● REQUIRED ACTION
As you restate the entries, keep every word intact and leave out whatever images they hold.

Interface dataset entries:
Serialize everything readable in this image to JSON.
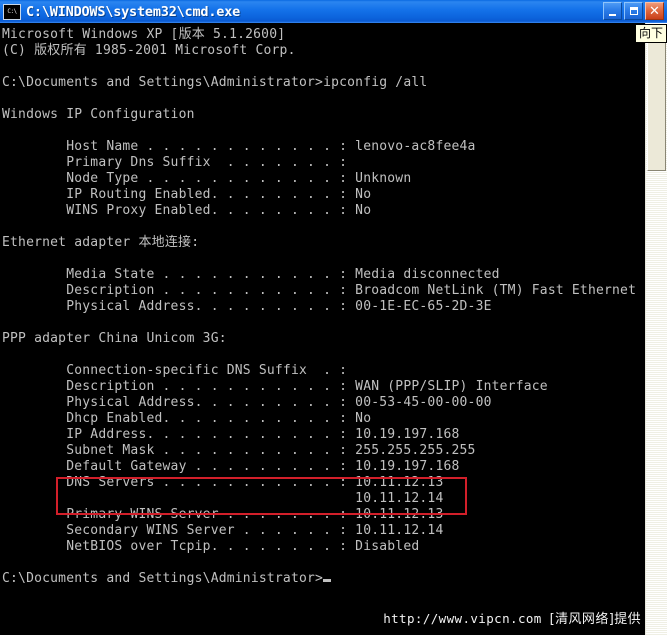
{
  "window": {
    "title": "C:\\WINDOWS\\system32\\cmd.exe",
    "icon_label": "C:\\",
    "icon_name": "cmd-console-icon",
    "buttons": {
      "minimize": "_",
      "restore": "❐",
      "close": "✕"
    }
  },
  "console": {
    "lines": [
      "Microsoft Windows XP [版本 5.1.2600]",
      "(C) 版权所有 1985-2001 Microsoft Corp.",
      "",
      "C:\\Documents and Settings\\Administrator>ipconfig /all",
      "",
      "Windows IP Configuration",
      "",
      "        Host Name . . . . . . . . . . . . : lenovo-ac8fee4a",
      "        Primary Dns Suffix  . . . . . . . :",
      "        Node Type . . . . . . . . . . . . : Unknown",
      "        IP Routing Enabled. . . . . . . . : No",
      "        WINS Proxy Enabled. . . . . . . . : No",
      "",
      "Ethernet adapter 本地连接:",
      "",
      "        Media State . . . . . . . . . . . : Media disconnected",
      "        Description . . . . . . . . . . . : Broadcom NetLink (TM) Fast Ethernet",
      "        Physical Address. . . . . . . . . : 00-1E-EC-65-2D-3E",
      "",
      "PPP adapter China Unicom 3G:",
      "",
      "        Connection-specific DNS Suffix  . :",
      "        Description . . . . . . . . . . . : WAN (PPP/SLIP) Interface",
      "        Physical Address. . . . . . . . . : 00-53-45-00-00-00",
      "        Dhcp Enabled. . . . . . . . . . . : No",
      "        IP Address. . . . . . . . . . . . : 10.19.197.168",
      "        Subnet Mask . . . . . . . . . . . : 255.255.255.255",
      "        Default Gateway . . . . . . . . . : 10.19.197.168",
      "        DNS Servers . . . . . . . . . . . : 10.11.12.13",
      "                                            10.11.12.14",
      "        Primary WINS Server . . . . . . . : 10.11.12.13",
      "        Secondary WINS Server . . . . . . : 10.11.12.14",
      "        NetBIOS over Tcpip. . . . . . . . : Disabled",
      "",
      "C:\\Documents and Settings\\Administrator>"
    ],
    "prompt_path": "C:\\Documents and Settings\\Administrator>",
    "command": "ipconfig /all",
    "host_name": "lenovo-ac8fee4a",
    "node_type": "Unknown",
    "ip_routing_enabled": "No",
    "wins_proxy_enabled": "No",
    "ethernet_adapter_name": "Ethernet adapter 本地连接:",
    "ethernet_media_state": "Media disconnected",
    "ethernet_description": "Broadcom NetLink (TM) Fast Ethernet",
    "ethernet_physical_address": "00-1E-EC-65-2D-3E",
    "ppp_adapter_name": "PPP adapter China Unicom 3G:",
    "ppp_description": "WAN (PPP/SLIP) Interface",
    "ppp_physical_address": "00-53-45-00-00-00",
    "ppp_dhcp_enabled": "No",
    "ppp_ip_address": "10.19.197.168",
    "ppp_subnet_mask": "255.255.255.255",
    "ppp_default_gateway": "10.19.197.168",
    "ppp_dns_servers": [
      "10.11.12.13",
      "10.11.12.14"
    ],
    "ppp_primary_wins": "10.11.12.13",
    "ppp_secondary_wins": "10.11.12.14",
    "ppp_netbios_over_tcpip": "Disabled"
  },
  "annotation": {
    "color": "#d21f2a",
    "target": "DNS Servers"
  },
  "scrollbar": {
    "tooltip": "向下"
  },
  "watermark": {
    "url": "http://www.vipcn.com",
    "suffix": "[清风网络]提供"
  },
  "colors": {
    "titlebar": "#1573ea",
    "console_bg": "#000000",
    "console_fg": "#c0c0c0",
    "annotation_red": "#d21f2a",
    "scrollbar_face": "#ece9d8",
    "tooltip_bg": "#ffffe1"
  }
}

● COMPLETED TASK
Serialize everything readable in this image to JSON.
{
  "window": {
    "title": "C:\\WINDOWS\\system32\\cmd.exe",
    "icon_label": "C:\\",
    "icon_name": "cmd-console-icon",
    "buttons": {
      "minimize": "_",
      "restore": "❐",
      "close": "✕"
    }
  },
  "console": {
    "lines": [
      "Microsoft Windows XP [版本 5.1.2600]",
      "(C) 版权所有 1985-2001 Microsoft Corp.",
      "",
      "C:\\Documents and Settings\\Administrator>ipconfig /all",
      "",
      "Windows IP Configuration",
      "",
      "        Host Name . . . . . . . . . . . . : lenovo-ac8fee4a",
      "        Primary Dns Suffix  . . . . . . . :",
      "        Node Type . . . . . . . . . . . . : Unknown",
      "        IP Routing Enabled. . . . . . . . : No",
      "        WINS Proxy Enabled. . . . . . . . : No",
      "",
      "Ethernet adapter 本地连接:",
      "",
      "        Media State . . . . . . . . . . . : Media disconnected",
      "        Description . . . . . . . . . . . : Broadcom NetLink (TM) Fast Ethernet",
      "        Physical Address. . . . . . . . . : 00-1E-EC-65-2D-3E",
      "",
      "PPP adapter China Unicom 3G:",
      "",
      "        Connection-specific DNS Suffix  . :",
      "        Description . . . . . . . . . . . : WAN (PPP/SLIP) Interface",
      "        Physical Address. . . . . . . . . : 00-53-45-00-00-00",
      "        Dhcp Enabled. . . . . . . . . . . : No",
      "        IP Address. . . . . . . . . . . . : 10.19.197.168",
      "        Subnet Mask . . . . . . . . . . . : 255.255.255.255",
      "        Default Gateway . . . . . . . . . : 10.19.197.168",
      "        DNS Servers . . . . . . . . . . . : 10.11.12.13",
      "                                            10.11.12.14",
      "        Primary WINS Server . . . . . . . : 10.11.12.13",
      "        Secondary WINS Server . . . . . . : 10.11.12.14",
      "        NetBIOS over Tcpip. . . . . . . . : Disabled",
      "",
      "C:\\Documents and Settings\\Administrator>"
    ],
    "prompt_path": "C:\\Documents and Settings\\Administrator>",
    "command": "ipconfig /all",
    "host_name": "lenovo-ac8fee4a",
    "node_type": "Unknown",
    "ip_routing_enabled": "No",
    "wins_proxy_enabled": "No",
    "ethernet_adapter_name": "Ethernet adapter 本地连接:",
    "ethernet_media_state": "Media disconnected",
    "ethernet_description": "Broadcom NetLink (TM) Fast Ethernet",
    "ethernet_physical_address": "00-1E-EC-65-2D-3E",
    "ppp_adapter_name": "PPP adapter China Unicom 3G:",
    "ppp_description": "WAN (PPP/SLIP) Interface",
    "ppp_physical_address": "00-53-45-00-00-00",
    "ppp_dhcp_enabled": "No",
    "ppp_ip_address": "10.19.197.168",
    "ppp_subnet_mask": "255.255.255.255",
    "ppp_default_gateway": "10.19.197.168",
    "ppp_dns_servers": [
      "10.11.12.13",
      "10.11.12.14"
    ],
    "ppp_primary_wins": "10.11.12.13",
    "ppp_secondary_wins": "10.11.12.14",
    "ppp_netbios_over_tcpip": "Disabled"
  },
  "annotation": {
    "color": "#d21f2a",
    "target": "DNS Servers"
  },
  "scrollbar": {
    "tooltip": "向下"
  },
  "watermark": {
    "url": "http://www.vipcn.com",
    "suffix": "[清风网络]提供"
  },
  "colors": {
    "titlebar": "#1573ea",
    "console_bg": "#000000",
    "console_fg": "#c0c0c0",
    "annotation_red": "#d21f2a",
    "scrollbar_face": "#ece9d8",
    "tooltip_bg": "#ffffe1"
  }
}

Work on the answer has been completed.